Why? If you are confident in your own research it shouldn’t matter what people say.
If you get frustrated when the seeds of doubt are planted in your mind by a negative chat room post – you probably haven’t done enough research.
If you got angry at any of the above points you definitely need to make some changes in your investment strategy.
This article is General Information and contains only some information about some elements of one or more financial products. It may contain; (1) broker projections and price targets that are only estimates and may not be met, (2) historical data in terms of earnings performance and/or share trading patterns that should not be used as the basis for an investment as they may or may not be replicated. Those considering engaging with any financial product mentioned in this article should always seek independent financial advice from a licensed financial advisor before making any financial decisions.
S3 Consortium Pty Ltd (CAR No.433913) is a corporate authorised representative of Maven Capital Pty Ltd (AFSL No. 418504). The information contained in this article is general information only. Any advice is general advice only.

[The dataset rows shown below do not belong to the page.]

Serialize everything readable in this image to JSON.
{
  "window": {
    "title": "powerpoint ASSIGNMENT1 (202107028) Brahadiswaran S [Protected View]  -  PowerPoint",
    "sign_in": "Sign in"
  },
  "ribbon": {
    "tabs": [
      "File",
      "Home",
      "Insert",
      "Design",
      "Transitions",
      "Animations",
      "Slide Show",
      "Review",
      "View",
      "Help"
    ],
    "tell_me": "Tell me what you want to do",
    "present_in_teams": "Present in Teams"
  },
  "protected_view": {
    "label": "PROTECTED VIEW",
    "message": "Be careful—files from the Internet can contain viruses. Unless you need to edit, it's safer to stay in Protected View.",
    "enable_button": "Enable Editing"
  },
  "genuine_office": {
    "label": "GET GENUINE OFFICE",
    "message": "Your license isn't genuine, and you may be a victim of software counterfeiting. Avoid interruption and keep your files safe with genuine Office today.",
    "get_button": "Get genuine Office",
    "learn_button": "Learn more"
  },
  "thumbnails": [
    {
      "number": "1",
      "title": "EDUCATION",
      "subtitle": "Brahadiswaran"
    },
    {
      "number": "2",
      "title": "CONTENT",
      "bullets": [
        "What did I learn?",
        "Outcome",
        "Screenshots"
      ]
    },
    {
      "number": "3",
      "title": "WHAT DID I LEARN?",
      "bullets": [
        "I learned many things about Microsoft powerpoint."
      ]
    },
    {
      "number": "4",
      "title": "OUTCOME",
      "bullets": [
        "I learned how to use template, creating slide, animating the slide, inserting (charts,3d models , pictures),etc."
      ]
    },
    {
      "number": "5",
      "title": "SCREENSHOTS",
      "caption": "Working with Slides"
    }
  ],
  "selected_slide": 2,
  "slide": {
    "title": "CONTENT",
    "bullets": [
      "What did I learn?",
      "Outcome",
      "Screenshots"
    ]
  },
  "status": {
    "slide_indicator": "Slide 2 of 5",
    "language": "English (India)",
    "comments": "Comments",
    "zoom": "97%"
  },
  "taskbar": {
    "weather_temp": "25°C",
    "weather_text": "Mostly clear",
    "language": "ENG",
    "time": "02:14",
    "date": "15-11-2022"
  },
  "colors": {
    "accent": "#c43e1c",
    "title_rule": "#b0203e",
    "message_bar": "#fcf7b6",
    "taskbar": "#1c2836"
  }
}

Neither your personal objectives, financial situation nor needs have been taken into consideration. Accordingly you should consider how appropriate the advice (if any) is to those objectives, financial situation and needs, before acting on the advice.
Conflict of Interest Notice
S3 Consortium Pty Ltd does and seeks to do business with companies featured in its articles. As a result, investors should be aware that the Firm may have a conflict of interest that could affect the objectivity of this article. Investors should consider this article as only a single factor in making any investment decision. The publishers of this article also wish to disclose that they may hold this stock in their portfolios and that any decision to purchase this stock should be done so after the purchaser has made their own inquires as to the validity of any information in this article.
The information contained in this article is current at the finalised date. The information contained in this article is based on sources reasonably considered to be reliable by S3 Consortium Pty Ltd, and available in the public domain. No “insider information” is ever sourced, disclosed or used by S3 Consortium.